Each line of the data below should be repeated exactly.

DATA TO EXAMINE
-.-.-

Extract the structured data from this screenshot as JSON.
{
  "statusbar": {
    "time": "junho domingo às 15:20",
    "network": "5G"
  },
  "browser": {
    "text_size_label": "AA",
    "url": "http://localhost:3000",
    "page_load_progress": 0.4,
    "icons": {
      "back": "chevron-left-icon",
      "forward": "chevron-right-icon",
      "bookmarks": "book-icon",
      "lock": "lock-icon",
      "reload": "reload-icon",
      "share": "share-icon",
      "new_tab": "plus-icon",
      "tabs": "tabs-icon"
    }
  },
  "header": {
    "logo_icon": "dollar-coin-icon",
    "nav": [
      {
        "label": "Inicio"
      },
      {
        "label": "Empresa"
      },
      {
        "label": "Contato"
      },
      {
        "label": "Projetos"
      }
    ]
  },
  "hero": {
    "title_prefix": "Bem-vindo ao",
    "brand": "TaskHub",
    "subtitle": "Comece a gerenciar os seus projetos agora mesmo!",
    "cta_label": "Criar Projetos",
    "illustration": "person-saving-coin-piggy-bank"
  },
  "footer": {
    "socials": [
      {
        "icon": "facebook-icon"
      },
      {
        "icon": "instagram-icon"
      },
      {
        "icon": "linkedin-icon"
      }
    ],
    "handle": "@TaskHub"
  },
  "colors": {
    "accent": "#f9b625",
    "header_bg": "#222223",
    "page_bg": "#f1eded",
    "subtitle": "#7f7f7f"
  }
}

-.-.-

ANSWER TO THIS EXERCISE
Extract the structured data from this screenshot as JSON.
{
  "statusbar": {
    "time": "junho domingo às 15:20",
    "network": "5G"
  },
  "browser": {
    "text_size_label": "AA",
    "url": "http://localhost:3000",
    "page_load_progress": 0.4,
    "icons": {
      "back": "chevron-left-icon",
      "forward": "chevron-right-icon",
      "bookmarks": "book-icon",
      "lock": "lock-icon",
      "reload": "reload-icon",
      "share": "share-icon",
      "new_tab": "plus-icon",
      "tabs": "tabs-icon"
    }
  },
  "header": {
    "logo_icon": "dollar-coin-icon",
    "nav": [
      {
        "label": "Inicio"
      },
      {
        "label": "Empresa"
      },
      {
        "label": "Contato"
      },
      {
        "label": "Projetos"
      }
    ]
  },
  "hero": {
    "title_prefix": "Bem-vindo ao",
    "brand": "TaskHub",
    "subtitle": "Comece a gerenciar os seus projetos agora mesmo!",
    "cta_label": "Criar Projetos",
    "illustration": "person-saving-coin-piggy-bank"
  },
  "footer": {
    "socials": [
      {
        "icon": "facebook-icon"
      },
      {
        "icon": "instagram-icon"
      },
      {
        "icon": "linkedin-icon"
      }
    ],
    "handle": "@TaskHub"
  },
  "colors": {
    "accent": "#f9b625",
    "header_bg": "#222223",
    "page_bg": "#f1eded",
    "subtitle": "#7f7f7f"
  }
}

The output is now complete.